ER: I can’t paint that picture for you just yet because it’s in the process of being built and designed by Tom Scutt. Tom Scutt is one of the most thrilling creative minds I’ve had the privilege to work with. What his plans are for New York are completely captivating. The idea is that you’re brought in as an audience not through the conventional way of the theatre — you’re met by an entire prologue cast of dancers and musicians. You are submerged into the world of Cabaret from the second you pass the threshold. For me, I hope it makes the experience — you will feel like you’re part of an all-consuming event. You will also get to witness Gayle’s Sally — Gayle is a volcano of talent — Bebe Neuwirth’s Fraulein Schneider, Ato Blankson-Wood’s Cliff, Steven Skybell’s Schultz. A staggering ensemble — the list goes on. So many exciting things.

Eddie, you’re following in the footsteps of two celebrated actors who played the role of the Emcee: Joel Grey and Alan Cumming. Any interaction with them?

ER: I haven’t with Alan since I’ve played it. I met Alan in Los Angeles years ago and he’s just an extraordinary talent. Joel, I had never met, but then I got through the first act of Cabaret on opening night in London, and at the interval some flowers arrived and I opened the card and it was from Joel Grey. And in the midst of our opening night show, opening his generous card was one of the great moments.

I was so haunted by this production when I saw it in London. The time feels right to see and experience Cabaret.

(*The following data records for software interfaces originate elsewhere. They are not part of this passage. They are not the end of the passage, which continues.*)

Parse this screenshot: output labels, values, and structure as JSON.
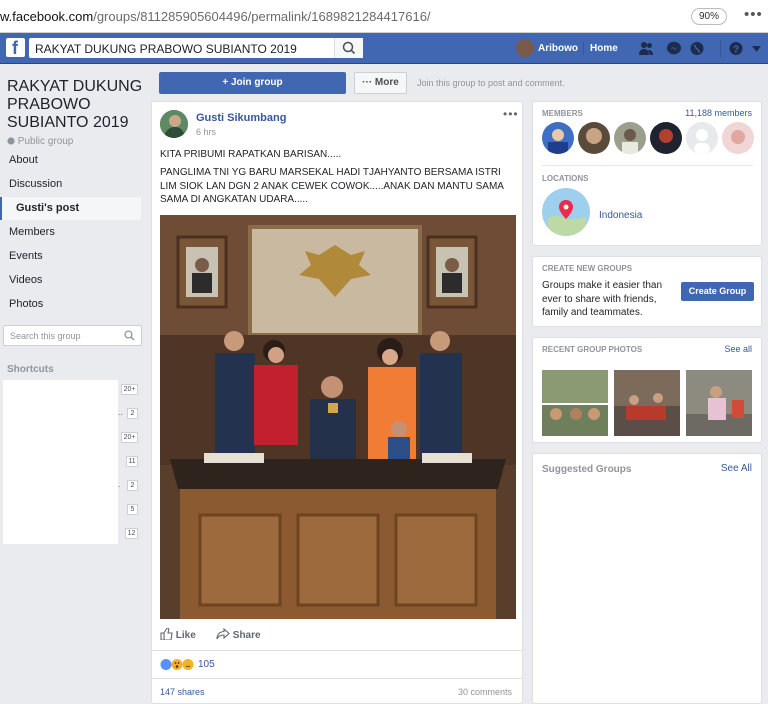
{
  "browser": {
    "url_host": "w.facebook.com",
    "url_path": "/groups/811285905604496/permalink/1689821284417616/",
    "zoom": "90%",
    "menu": "•••"
  },
  "topbar": {
    "search_value": "RAKYAT DUKUNG PRABOWO SUBIANTO 2019",
    "user_name": "Aribowo",
    "home": "Home",
    "brand_color": "#4267b2"
  },
  "group": {
    "title": "RAKYAT DUKUNG PRABOWO SUBIANTO 2019",
    "privacy": "Public group"
  },
  "left_nav": [
    {
      "label": "About"
    },
    {
      "label": "Discussion"
    },
    {
      "label": "Gusti's post",
      "active": true
    },
    {
      "label": "Members"
    },
    {
      "label": "Events"
    },
    {
      "label": "Videos"
    },
    {
      "label": "Photos"
    }
  ],
  "left_search": {
    "placeholder": "Search this group"
  },
  "shortcuts": {
    "heading": "Shortcuts",
    "badges": [
      "20+",
      "2",
      "20+",
      "11",
      "2",
      "5",
      "12"
    ]
  },
  "actions": {
    "join": "+ Join group",
    "more": "··· More",
    "hint": "Join this group to post and comment."
  },
  "post": {
    "author": "Gusti Sikumbang",
    "time": "6 hrs",
    "menu": "•••",
    "line1": "KITA PRIBUMI RAPATKAN BARISAN.....",
    "line2": "PANGLIMA TNI YG BARU MARSEKAL HADI TJAHYANTO BERSAMA ISTRI LIM SIOK LAN DGN 2 ANAK CEWEK COWOK.....ANAK DAN MANTU SAMA SAMA DI ANGKATAN UDARA.....",
    "like": "Like",
    "share": "Share",
    "reaction_count": "105",
    "shares": "147 shares",
    "comments": "30 comments"
  },
  "members_box": {
    "heading": "MEMBERS",
    "count": "11,188 members"
  },
  "locations_box": {
    "heading": "LOCATIONS",
    "place": "Indonesia"
  },
  "create_box": {
    "heading": "CREATE NEW GROUPS",
    "text": "Groups make it easier than ever to share with friends, family and teammates.",
    "button": "Create Group"
  },
  "photos_box": {
    "heading": "RECENT GROUP PHOTOS",
    "see_all": "See all"
  },
  "suggested_box": {
    "heading": "Suggested Groups",
    "see_all": "See All"
  }
}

ER: There is something so searingly relevant with this piece. And I feel like whenever Cabaret is being done, it’s relevant. But with what’s going on in the world today, I feel like it’s a cautionary tale — it sings loudly and clear and it’s this idea of the fear of the other. The political gain of “othering” people. And that constant repetition of scapegoating and hatred is what we’re seeing in our politics now.

GR: I’m not sure what John Kander and Fred Ebb and Joe Masteroff were channeling when they were writing this — they were able to tap into something that’s so cyclical. And as a humanity, I think we all hope that Cabaret becomes not as relevant as it is.

Learn More About Cabaret at the Kit Kat Club